Exercise: Scanning the listing below, tally every line where the string "amount" shows up, then state the count alone.

Listed records:
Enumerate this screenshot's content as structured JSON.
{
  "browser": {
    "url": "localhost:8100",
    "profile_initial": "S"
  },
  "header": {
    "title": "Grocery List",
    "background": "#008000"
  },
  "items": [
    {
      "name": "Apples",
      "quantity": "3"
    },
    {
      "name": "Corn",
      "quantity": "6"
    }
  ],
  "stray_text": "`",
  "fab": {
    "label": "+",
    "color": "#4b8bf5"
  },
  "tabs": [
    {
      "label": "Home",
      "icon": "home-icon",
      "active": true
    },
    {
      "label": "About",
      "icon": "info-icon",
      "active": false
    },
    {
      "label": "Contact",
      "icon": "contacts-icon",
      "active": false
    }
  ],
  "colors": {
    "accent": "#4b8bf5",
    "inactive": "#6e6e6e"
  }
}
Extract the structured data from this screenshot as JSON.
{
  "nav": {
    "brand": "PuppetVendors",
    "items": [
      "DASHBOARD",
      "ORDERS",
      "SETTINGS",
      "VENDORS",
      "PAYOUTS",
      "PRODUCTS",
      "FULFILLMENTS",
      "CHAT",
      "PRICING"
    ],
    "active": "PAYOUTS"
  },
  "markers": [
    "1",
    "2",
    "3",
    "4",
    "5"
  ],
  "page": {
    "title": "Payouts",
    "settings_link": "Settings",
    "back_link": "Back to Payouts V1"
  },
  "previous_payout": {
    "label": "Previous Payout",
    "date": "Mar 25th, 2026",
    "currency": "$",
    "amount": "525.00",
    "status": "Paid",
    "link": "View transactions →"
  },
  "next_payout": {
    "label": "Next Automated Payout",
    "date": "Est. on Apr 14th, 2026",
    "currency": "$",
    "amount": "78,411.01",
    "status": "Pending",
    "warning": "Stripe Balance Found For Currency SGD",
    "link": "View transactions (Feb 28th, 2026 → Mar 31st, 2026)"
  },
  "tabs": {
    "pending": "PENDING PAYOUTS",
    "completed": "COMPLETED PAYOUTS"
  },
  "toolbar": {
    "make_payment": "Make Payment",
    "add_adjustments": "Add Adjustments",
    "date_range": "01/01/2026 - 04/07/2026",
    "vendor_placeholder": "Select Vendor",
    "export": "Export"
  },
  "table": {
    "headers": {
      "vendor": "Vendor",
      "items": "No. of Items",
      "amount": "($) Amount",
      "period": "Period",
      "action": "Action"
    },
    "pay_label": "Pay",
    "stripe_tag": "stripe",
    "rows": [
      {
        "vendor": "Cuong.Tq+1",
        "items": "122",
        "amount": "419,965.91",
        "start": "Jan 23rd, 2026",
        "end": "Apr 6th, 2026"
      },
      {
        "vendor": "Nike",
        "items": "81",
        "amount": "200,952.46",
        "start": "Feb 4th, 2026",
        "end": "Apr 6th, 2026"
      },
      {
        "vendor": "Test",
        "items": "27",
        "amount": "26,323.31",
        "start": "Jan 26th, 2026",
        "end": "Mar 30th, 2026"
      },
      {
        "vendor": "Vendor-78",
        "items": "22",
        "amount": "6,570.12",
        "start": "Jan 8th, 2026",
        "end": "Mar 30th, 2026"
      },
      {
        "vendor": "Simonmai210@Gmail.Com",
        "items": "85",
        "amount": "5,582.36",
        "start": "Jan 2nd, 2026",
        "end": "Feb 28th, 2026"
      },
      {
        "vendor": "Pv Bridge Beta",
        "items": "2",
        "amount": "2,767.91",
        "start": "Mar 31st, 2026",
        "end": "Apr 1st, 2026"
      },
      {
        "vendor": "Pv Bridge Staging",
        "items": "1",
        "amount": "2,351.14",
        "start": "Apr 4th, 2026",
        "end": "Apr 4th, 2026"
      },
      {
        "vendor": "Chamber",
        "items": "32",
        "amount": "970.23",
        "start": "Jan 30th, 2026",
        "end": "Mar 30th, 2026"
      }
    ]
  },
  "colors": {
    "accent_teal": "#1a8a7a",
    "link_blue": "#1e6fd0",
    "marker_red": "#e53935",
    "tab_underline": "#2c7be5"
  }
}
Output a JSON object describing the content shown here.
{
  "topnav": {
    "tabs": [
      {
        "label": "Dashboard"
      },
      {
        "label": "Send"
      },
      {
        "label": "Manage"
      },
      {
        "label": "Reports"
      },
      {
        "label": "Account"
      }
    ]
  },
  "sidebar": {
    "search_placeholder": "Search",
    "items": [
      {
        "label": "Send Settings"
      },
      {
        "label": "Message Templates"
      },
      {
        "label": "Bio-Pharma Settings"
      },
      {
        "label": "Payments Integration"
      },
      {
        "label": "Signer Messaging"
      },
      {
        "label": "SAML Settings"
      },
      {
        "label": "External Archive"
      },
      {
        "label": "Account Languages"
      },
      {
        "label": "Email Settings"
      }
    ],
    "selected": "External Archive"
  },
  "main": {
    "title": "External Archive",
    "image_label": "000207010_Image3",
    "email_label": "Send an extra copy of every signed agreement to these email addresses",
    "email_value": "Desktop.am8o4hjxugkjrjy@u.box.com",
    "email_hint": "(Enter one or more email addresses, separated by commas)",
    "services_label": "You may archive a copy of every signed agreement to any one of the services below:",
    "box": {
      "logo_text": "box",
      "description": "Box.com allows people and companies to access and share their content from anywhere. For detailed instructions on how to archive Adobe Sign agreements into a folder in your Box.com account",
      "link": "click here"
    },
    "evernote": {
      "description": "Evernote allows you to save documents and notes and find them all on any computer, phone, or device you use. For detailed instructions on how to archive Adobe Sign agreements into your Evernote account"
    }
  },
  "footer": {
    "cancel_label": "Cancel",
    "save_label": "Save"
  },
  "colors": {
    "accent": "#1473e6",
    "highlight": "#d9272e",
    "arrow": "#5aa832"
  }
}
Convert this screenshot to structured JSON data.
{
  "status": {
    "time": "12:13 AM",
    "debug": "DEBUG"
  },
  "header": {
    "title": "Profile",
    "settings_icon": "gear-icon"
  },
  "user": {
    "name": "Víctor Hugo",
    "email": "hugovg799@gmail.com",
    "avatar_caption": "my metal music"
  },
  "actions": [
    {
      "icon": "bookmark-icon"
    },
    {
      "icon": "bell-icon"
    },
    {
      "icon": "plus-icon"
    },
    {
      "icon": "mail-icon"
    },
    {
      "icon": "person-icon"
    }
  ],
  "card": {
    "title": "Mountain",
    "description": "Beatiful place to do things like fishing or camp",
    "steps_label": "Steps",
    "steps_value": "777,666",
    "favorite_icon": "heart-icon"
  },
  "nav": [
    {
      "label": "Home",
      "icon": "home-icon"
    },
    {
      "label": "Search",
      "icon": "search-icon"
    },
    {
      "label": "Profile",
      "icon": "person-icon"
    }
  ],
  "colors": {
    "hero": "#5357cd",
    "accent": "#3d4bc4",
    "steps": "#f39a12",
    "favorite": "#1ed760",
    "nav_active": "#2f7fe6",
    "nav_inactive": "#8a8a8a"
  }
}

Solution for this exercise: 11